General FundA city’s general fund pays for most capital and operating expenses. The revenue comes primarily from property taxes and elected officials allocate the funds to city functions through the annual budget process. Parks and recreation funding can, therefore, vary, influenced by local politics, a city’s economic fortunes and the engagement of citizens in the budget process.Parks and recreation departments are often the first to have their budgets slashed and the last to see them increased. Park advocates and nonprofits play an important role in ensuring consistent funding for parks year to year. Cities with strong nonprofits and organized advocates tend to have the most stable public funding for parks. For more information on making the case for parks and building a strong network of park advocates, see Other Resources below.Park Funding UseCapital/Land Acquisition, Operations/Maintenance, Programming
General Obligation BondsA general obligation bond (GO bond) allows local governments to borrow money. It is a municipal bond backed by the credit and taxing power of the issuing jurisdiction. General obligation bonds rely on the investor’s trust that a municipality will repay its debt through taxes on residents.
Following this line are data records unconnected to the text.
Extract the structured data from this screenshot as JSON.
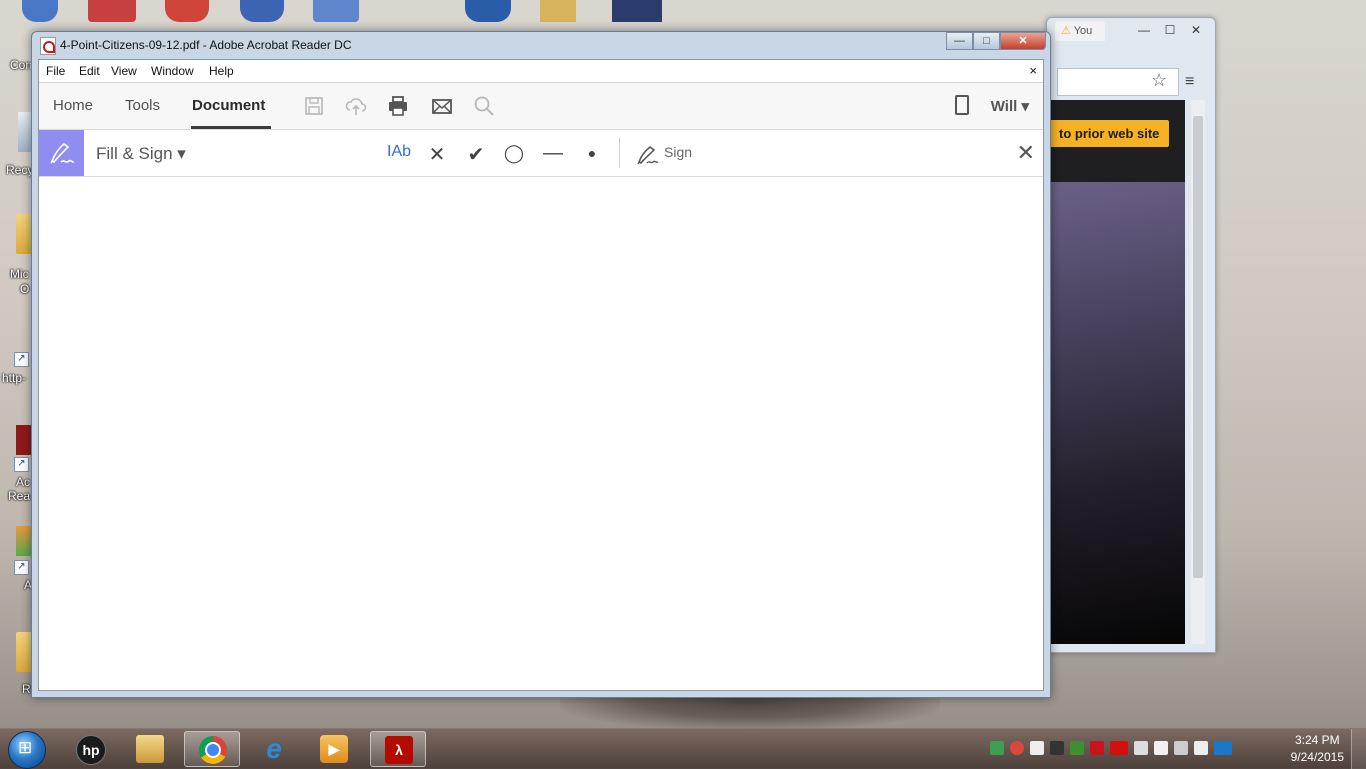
{
  "desktop": {
    "icon_labels": [
      "Con",
      "Recy",
      "Mic",
      "O",
      "http-",
      "Ac",
      "Rea",
      "A",
      "R"
    ]
  },
  "browser": {
    "tab_label": "You",
    "orange_button": "to prior web site",
    "ctrl_min": "—",
    "ctrl_max": "☐",
    "ctrl_close": "✕",
    "star": "☆",
    "menu": "≡"
  },
  "acrobat": {
    "window_title": "4-Point-Citizens-09-12.pdf - Adobe Acrobat Reader DC",
    "title_min": "—",
    "title_max": "□",
    "title_close": "✕",
    "menu": [
      "File",
      "Edit",
      "View",
      "Window",
      "Help"
    ],
    "doc_close": "×",
    "tabs": [
      "Home",
      "Tools",
      "Document"
    ],
    "active_tab": "Document",
    "toolbar_icons": [
      "save-icon",
      "cloud-upload-icon",
      "print-icon",
      "email-icon",
      "search-icon"
    ],
    "user_label": "Will ▾",
    "fill_sign": {
      "title": "Fill & Sign ▾",
      "tools": {
        "text": "Ab",
        "cross": "✕",
        "check": "✔",
        "circle": "◯",
        "line": "—",
        "dot": "●"
      },
      "sign_label": "Sign",
      "close": "✕"
    }
  },
  "taskbar": {
    "apps": [
      "hp",
      "file-explorer",
      "chrome",
      "internet-explorer",
      "media-player",
      "acrobat-reader"
    ],
    "active_app": "acrobat-reader",
    "clock_time": "3:24 PM",
    "clock_date": "9/24/2015"
  }
}
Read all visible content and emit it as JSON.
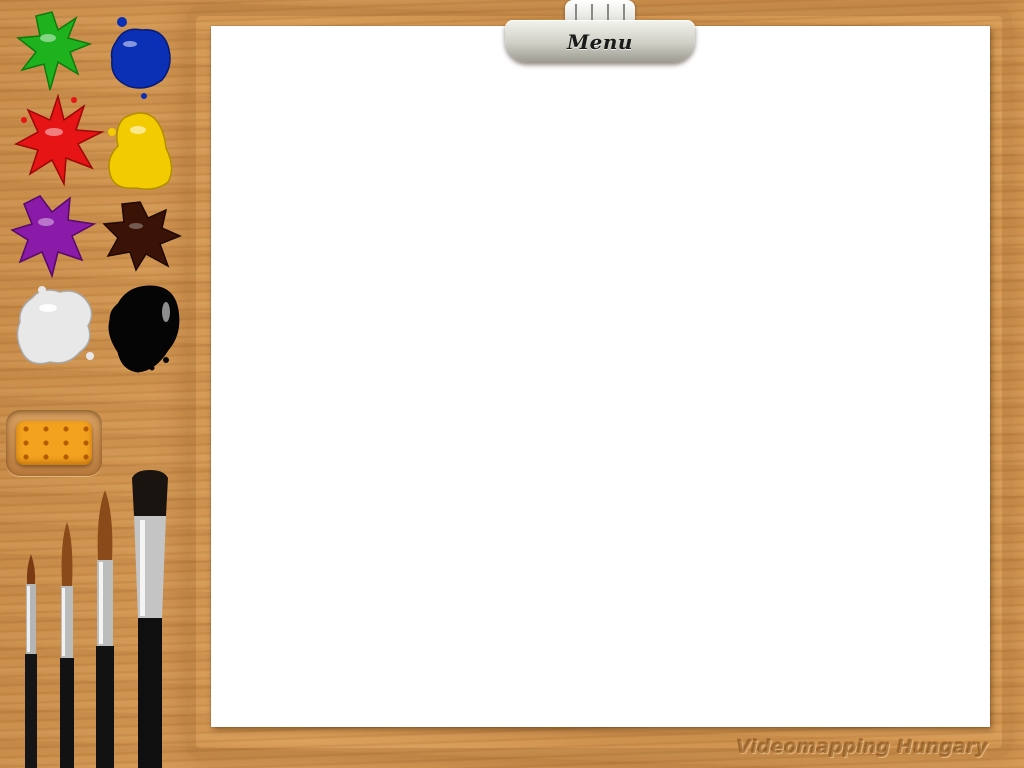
{
  "app": {
    "menu_label": "Menu",
    "watermark": "Videomapping Hungary"
  },
  "palette": [
    {
      "name": "green",
      "color": "#1fb21f"
    },
    {
      "name": "blue",
      "color": "#0b2fb5"
    },
    {
      "name": "red",
      "color": "#e61414"
    },
    {
      "name": "yellow",
      "color": "#f2cc00"
    },
    {
      "name": "purple",
      "color": "#8a1aa8"
    },
    {
      "name": "brown",
      "color": "#3a1306"
    },
    {
      "name": "white",
      "color": "#e8e8e8"
    },
    {
      "name": "black",
      "color": "#050505"
    }
  ],
  "tools": {
    "sponge": "sponge-eraser",
    "brushes": [
      "brush-fine",
      "brush-small",
      "brush-medium",
      "brush-flat-large"
    ]
  }
}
The city can use the revenue to fund parks and repaying with tax revenue. General obligation bonds are approved by elected officials through the legislative process or by citizens by ballot measure, according to local and state laws.Park Funding UseCapital/Land Acquisition
Sales and Use TaxesSales and use taxes can be passed by legislatures or by popular vote. Some jurisdictions allocate a certain percentage of local or state sales taxes to parks, while others pass specific sales tax measures dedicated parks and Special Park Districts. With any new tax measures, additional legislation might be required to prevent tax revenue from simply replacing general fund dollars—a zero-sum game.General sales taxes apply to a broad base of goods. Substantial revenue, therefore, can be generated with a relatively low tax rate, keeping the per-household burden low. Sales taxes are regressive, however, and have a greater impact on low-earners, particularly when applied to essential goods, such as food and clothing. So called “sin taxes,” are a subset of sales taxes imposed on commodities or activities that are perceived to be unhealthy or have a negative societal effect±—cigarettes, gambling and alcohol for instance. Critics contend that these taxes also disproportionately affect low-income families.Park Funding UseCapital/Land Acquisition, Operations/Maintenance, Programming
Property TaxesMany jurisdictions opt to levy taxes on the value of personal property, to fund parks and recreation initiatives. State laws vary whether revenue from property tax levies can be used for operating costs or capital investments. Property tax levies can be passed through legislative initiative or tax referendum.Park Funding UseCapital/Land Acquisition, Operations/Maintenance, Programming
Share Your Experience
This Hub highlights select federal and state funding programs that can be particularly effective at funding parks and green infrastructure in low-income communities. It is not intended to be a comprehensive source of funding opportunities, but a starting point with examples, links to additional information, and case studies.
We invite you to help us make this Hub stronger by sharing your experiences applying for, and implementing programs with these funding sources.